[Data items]
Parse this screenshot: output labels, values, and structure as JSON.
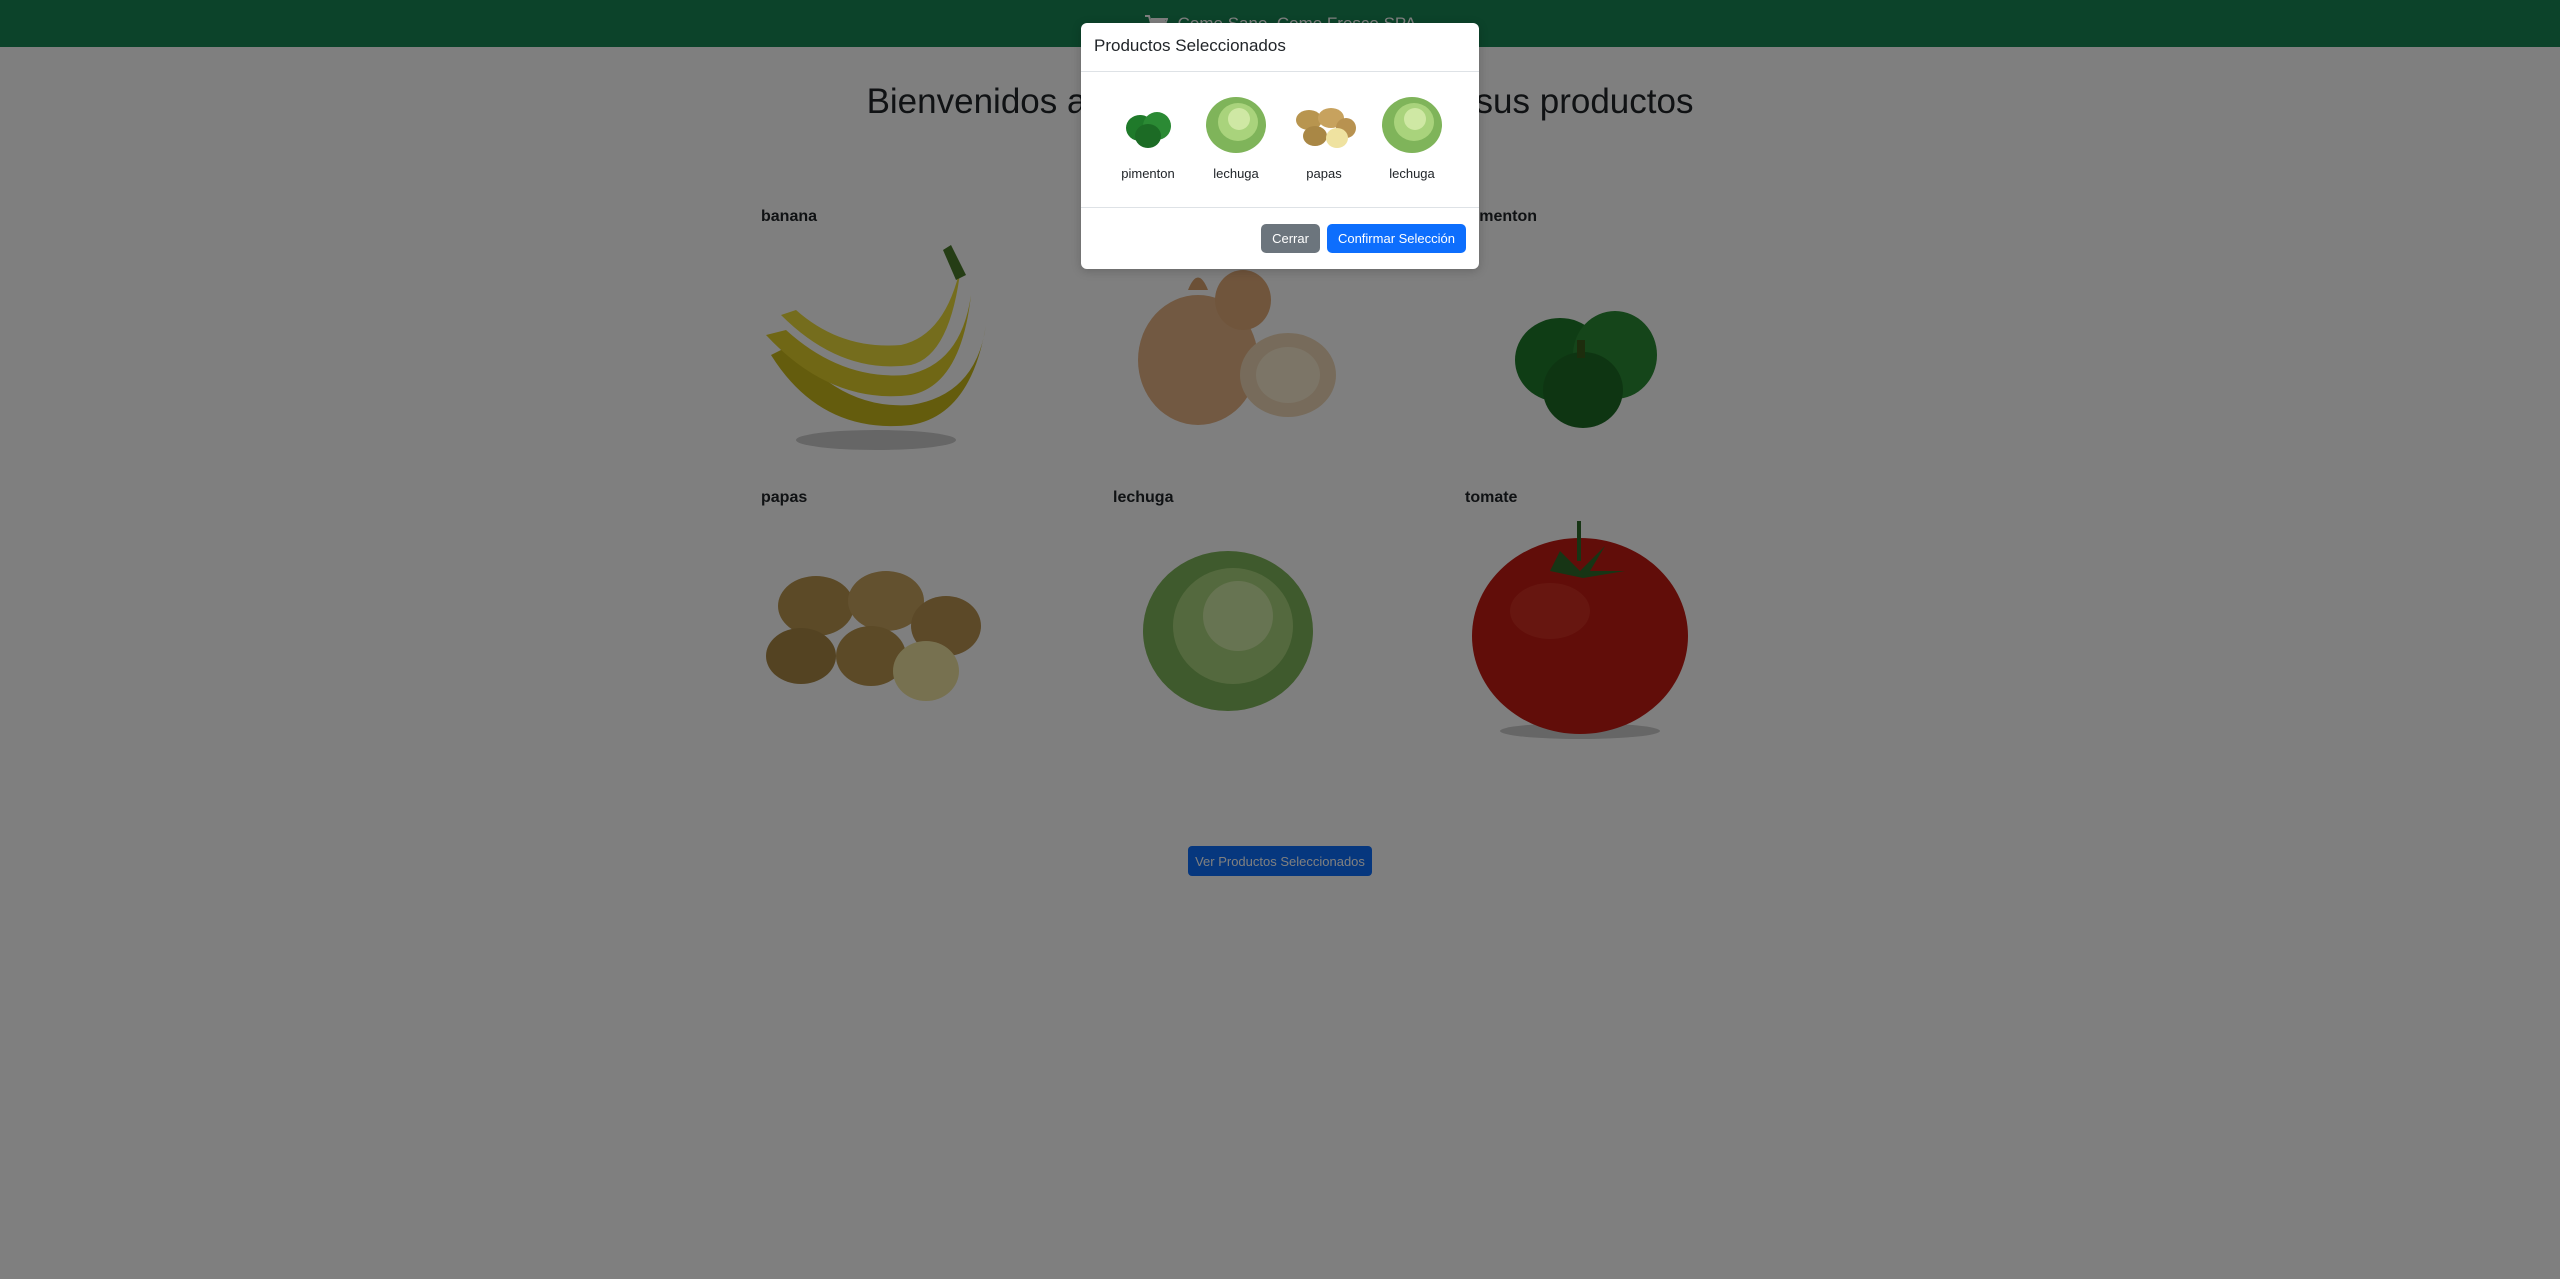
{
  "navbar": {
    "brand": "Come Sano, Come Fresco SPA",
    "icon": "cart-icon"
  },
  "page": {
    "title": "Bienvenidos a Come Sano, seleccione sus productos"
  },
  "products": [
    {
      "name": "banana"
    },
    {
      "name": "cebolla"
    },
    {
      "name": "pimenton"
    },
    {
      "name": "papas"
    },
    {
      "name": "lechuga"
    },
    {
      "name": "tomate"
    }
  ],
  "view_button": {
    "label": "Ver Productos Seleccionados"
  },
  "modal": {
    "title": "Productos Seleccionados",
    "items": [
      {
        "name": "pimenton"
      },
      {
        "name": "lechuga"
      },
      {
        "name": "papas"
      },
      {
        "name": "lechuga"
      }
    ],
    "close_label": "Cerrar",
    "confirm_label": "Confirmar Selección"
  },
  "colors": {
    "navbar": "#198754",
    "primary": "#0d6efd",
    "secondary": "#6c757d"
  }
}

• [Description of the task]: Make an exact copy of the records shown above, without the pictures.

• [Result]:
Parse this screenshot: output labels, values, and structure as JSON.
{
  "navbar": {
    "brand": "Come Sano, Come Fresco SPA",
    "icon": "cart-icon"
  },
  "page": {
    "title": "Bienvenidos a Come Sano, seleccione sus productos"
  },
  "products": [
    {
      "name": "banana"
    },
    {
      "name": "cebolla"
    },
    {
      "name": "pimenton"
    },
    {
      "name": "papas"
    },
    {
      "name": "lechuga"
    },
    {
      "name": "tomate"
    }
  ],
  "view_button": {
    "label": "Ver Productos Seleccionados"
  },
  "modal": {
    "title": "Productos Seleccionados",
    "items": [
      {
        "name": "pimenton"
      },
      {
        "name": "lechuga"
      },
      {
        "name": "papas"
      },
      {
        "name": "lechuga"
      }
    ],
    "close_label": "Cerrar",
    "confirm_label": "Confirmar Selección"
  },
  "colors": {
    "navbar": "#198754",
    "primary": "#0d6efd",
    "secondary": "#6c757d"
  }
}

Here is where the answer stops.